Chapitre 7: Les Vacances de printemps

Still going on now! In fact, today is the start of my 2nd week of spring break. I've been so busy this week it's not even funny! Or, more so, busy for me. Last Saturday I was invited to a soirée chez une amie. It was a last minute thing, because she got last minute approval form her parents, but it was fun none the less. We listened to music, ate, and watched a horror movie. I don't really do horror movies. (AKA, the walk from the road where I got dropped off, up the super long driveway, into the dark house, and into my bed at 3AM scared me much more than it should have).

The Sunday after that I went to my friend Lucie's house for lunch. (Those of you who follow my blog more closely than you should will notice that this is the Lucie that was supposed to be in my class to show me around.) We then watched LOL (again), which was fun. (Note to parents: Do not judge French teens based on LOL)

That Monday I played laser tag with my friends from my class. That was super fun! We played at this little place where you rent the entire arena for your group, so it was just the 10 of us playing. The first round I was ranked #7, but the 2nd round I was #1!

Wednesday I went bowling with my host cousins. I failed miserably, but it was amusing. We may do something en famille this week, too.

Thursday I went shopping in Lyon with 3 of my best friends from school. That was cool, and I hope we get to do it again soon!

Yesterday I went to the Parc de la tête d'or with my host mom. We walked around for a few hours and then went to an exposition of Ben at the contemporary art museum.

Chapitre 8: La Semaine prochaine

Next week isn't gonna be too fun... I've got a big paper to write for Monday, 3 unit tests, and a test in French that's 3 hours long.

Chapitre 9: La futur

I have like 2.5 months lefts. I can't even begin to think about it. Like, I'm gonna leave. Leave all my friends here. Leave this whole life I've created. I may never see these people again. My life has changed soo much. My way of thinking, my lifestyle, everything is different. I can't imagine going back.
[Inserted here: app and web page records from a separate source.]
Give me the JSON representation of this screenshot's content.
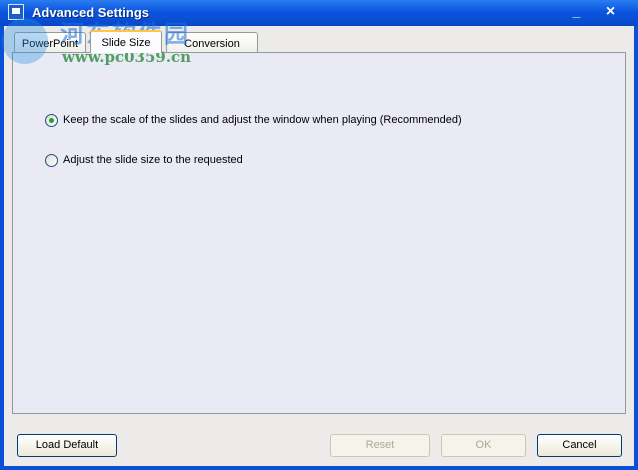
{
  "window": {
    "title": "Advanced Settings",
    "minimize": "_",
    "close": "×"
  },
  "watermark": {
    "cn": "河东软件园",
    "url": "www.pc0359.cn"
  },
  "tabs": [
    {
      "label": "PowerPoint",
      "selected": false
    },
    {
      "label": "Slide Size",
      "selected": true
    },
    {
      "label": "Conversion",
      "selected": false
    }
  ],
  "options": [
    {
      "label": "Keep the scale of the slides and adjust the window when playing (Recommended)",
      "checked": true
    },
    {
      "label": "Adjust the slide size to the requested",
      "checked": false
    }
  ],
  "buttons": {
    "load_default": "Load Default",
    "reset": "Reset",
    "ok": "OK",
    "cancel": "Cancel"
  },
  "colors": {
    "titlebar": "#0b55e0",
    "panel": "#eaeaf4",
    "radio_dot": "#21a121"
  }
}
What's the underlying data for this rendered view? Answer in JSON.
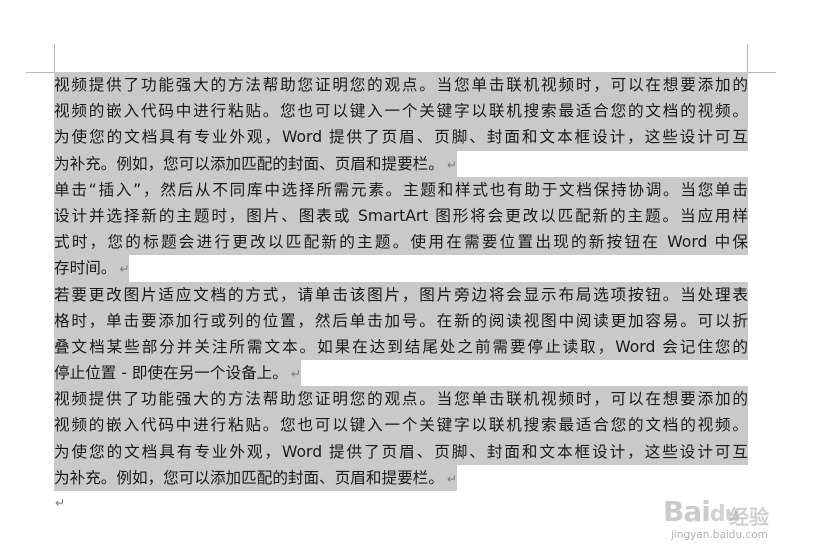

AHHHHHHHHHHHHHHHHHHHH! Too much bizarreness going on. I've had 2 dreams in the past week or so where I've gone home, and each time I wake up almost in tears because I'm not ready yet. Maybe the cloud from that volcano in Iceland will let me stay longer.

But, until then, I'm gonna go make the most of my time here.




  1. thank you for posting!!!!!!!!!!! you're an academic beast even in a country where you don't speak the language fluently (or do you??? that would be so cool!)!
    your vacations sound wonderful...2 weeks long!
    and to prove that im NOT a blog stalker, though it may seem like i am, i did not know about lucie. so there. :P
    update again soon? seriously, even if it's just "i had toast for breakfast. it was french toast but not french toast." id check back every day for something like that (oh wait, i already do! jk).
    love you a lot!

  2. everything sounds soooo amazinggg!!!!!!!!!!!!!!! and I am incredibly jealous. I particularly enjoy your snow stories,they kind of relate to the snowpocolypse here.
    Sarah, Becky, Sam, and I made a legit igloo. yeah. it was awesome....
    but anyway, I'm glad you are enjoying yourself! ad that party detail, ooh la la. you're a master at life, just saying. French people seem pretty chill...

    I miss you! Enjoy french-ness!!
    lylas, <3 Christy